Authors are thankful to all these aboriginal people of various villages of Nandurbar district who directly and indirectly helped us in collecting of valuable information of above mentioned plants. We are also grateful to Dr. D. A. Patil, P. G. Deptartment of Botany, Dr. P. R. Ghogrey Science College, Dhule and Dr. G. S. Chaudhari, Department of Botany, Moolji Jaitha College, Jalgaon for the identification of plants.   



1.                              Badgujar, S. B. and Patil, M. B. 2008. Ethnomedicine for Jaundice from tribal areas in North Maharashtra. Natural Product Radiance. 7 (1):79-81.

2.                              Farnsworth, N. R. 1998. Screening plants for new medicines. In Biodiversity Ed Wilson EO. National Academy Press, Washington, DC; 83-97.

3.                              Jain, S.K. 1963. Studies in Indian Ethnobotany plants used in by the tribals of Madhya Pradesh. Bull. Regional Research Lab. 1: 126-129.

4.                              Jain, S. K. 1981. Glimpses of Indian Ethnobotany. Oxford and IBH Publication, New Delhi.

5.                              Kirtikar, K.R. and Basu, B.D. 1995. Indian Medicinal Plants. Vol. I – IV. International Book Distributors, Dehradun.

6.      Mahajan, R. T. and Badgujar, S. B. 2008. Ethnomedicinal values of Laticiferous plants used by tribal people of North Maharashtra, India. Research Link. 55, VII (8): 20-25.

7.                              Naik, V.N. 1979. Flora of Osmanabad. Isted. Venus Publisher, Aurangabad.

8.                              Naik, V.N. 1998. Flora of Marathwada. Vol. I– II. Amrut Prakashan, Aurangabad.

9.                              Patil, D.A. 2003. Flora of Dhule and Nandurbar Districts. Bishen Singh Mahendra Pal Singh, Dehradun.

10.                          Patil, H.M. and Bhaskar, V.V. 2006. Medicinal uses of Plants by Tribal Medicine men of Nandurbar district in Maharashtra. Natural Product Radiance. 5(2): 125 – 130.

11.                          Pushpagadan, P. and Kumar, B. 2005. Ethnobotany, CBD, WTO and the Biodiversity Act of India. Ethnobotany. 17: 2-12.

12.                          Schultes, R.E. 1960. Tapping our heritage of ethnobotanical lore. Econ. Bot. 14: 257-262.
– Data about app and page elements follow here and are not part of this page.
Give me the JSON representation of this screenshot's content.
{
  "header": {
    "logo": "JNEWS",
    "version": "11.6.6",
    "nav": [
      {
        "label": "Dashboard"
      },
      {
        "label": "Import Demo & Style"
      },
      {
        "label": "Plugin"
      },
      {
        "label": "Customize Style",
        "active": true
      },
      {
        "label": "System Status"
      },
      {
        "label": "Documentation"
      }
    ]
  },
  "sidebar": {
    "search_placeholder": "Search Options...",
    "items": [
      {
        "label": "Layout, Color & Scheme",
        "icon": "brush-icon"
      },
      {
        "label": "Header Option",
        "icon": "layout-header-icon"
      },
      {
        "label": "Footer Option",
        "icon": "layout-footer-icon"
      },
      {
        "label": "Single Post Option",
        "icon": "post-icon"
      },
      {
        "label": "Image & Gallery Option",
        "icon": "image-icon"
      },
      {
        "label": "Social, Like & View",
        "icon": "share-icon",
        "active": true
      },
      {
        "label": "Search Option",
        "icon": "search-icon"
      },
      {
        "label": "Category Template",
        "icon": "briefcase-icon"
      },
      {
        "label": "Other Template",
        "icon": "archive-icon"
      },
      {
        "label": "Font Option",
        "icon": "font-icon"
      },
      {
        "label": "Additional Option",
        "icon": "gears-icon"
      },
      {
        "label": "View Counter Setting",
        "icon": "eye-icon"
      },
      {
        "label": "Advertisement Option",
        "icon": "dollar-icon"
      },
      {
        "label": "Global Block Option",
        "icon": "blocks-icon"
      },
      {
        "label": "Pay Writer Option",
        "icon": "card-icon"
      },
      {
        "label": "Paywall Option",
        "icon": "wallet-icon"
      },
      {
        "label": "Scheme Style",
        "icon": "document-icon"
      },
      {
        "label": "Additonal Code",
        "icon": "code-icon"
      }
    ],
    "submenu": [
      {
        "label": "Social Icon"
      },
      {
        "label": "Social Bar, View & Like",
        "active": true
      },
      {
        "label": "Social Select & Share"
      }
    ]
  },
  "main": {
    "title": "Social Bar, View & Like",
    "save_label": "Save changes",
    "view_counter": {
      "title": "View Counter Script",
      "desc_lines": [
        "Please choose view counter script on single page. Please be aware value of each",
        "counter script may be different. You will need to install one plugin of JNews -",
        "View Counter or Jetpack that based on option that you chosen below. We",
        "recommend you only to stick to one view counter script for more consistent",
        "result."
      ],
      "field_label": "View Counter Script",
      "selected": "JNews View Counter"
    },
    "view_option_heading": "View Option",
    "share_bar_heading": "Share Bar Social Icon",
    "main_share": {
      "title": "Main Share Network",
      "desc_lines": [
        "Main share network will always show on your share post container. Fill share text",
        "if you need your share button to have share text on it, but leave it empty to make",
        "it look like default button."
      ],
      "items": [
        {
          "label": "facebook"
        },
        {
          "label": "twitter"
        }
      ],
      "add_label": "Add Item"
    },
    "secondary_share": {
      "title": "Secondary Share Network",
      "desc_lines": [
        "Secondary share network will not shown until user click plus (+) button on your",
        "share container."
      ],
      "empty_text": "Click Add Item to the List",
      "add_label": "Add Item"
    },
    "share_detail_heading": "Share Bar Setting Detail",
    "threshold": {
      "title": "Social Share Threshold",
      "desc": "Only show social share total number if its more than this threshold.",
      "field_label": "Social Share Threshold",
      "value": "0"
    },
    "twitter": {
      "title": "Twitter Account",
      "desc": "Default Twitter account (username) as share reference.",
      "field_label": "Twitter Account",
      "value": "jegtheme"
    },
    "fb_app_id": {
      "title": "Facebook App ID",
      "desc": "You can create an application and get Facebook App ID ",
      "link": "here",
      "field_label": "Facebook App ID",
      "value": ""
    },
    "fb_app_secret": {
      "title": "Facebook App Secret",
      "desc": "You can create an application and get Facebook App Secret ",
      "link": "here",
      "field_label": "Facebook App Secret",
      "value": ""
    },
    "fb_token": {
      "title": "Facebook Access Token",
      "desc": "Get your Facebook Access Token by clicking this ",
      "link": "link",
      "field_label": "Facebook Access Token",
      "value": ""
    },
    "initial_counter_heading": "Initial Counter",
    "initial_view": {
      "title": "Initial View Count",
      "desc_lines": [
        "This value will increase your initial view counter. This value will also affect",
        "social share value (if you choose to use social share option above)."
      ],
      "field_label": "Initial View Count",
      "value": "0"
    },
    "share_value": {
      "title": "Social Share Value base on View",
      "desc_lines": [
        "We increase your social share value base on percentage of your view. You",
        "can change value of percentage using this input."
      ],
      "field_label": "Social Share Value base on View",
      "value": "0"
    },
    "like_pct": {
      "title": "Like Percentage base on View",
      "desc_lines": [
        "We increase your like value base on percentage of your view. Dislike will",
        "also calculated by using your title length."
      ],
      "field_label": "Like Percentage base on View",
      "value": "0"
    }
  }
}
13.                          Schultes, R.E. 1962. The lore of the Ethnobotanist in search for new medicinal plants. Lloydia 25: 257-366.

14.                          Tayade, S.K. and Patil, D.A. 2006. Ethnomedicinal Wisdom of Tribals of Nandurbar district (Maharashtra). Natural Product Radiance. 5(1): 64 – 69.

15.                          WHO 2000. General Guidelines for Methodologies on Research and Evaluation of Traditional Medicine Geneva, Switzerland WHO/EDM/TRM/2000.1 pp 1-80.



Figure 1: Spot map showing location of Satpuda Mountain to be investigated tahsil   1) Akkalkuwa, 2) Taloda 3) Dhadgaon of Nandurbar district, Maharashtra.


Figure 2: Family wise distribution of medicinal plants occurred in Nandurbar  

District of, Maharashtra




Figure 3: Frequency of plant parts used (%) for the preparation of remedies.



Author (Shri.Badgujar S. B.) in his enquiry of indigenous medicinal plants with

aborigines of Akkalkuwa, Taloda and Dhadgaon tahsils of Nandurbar district.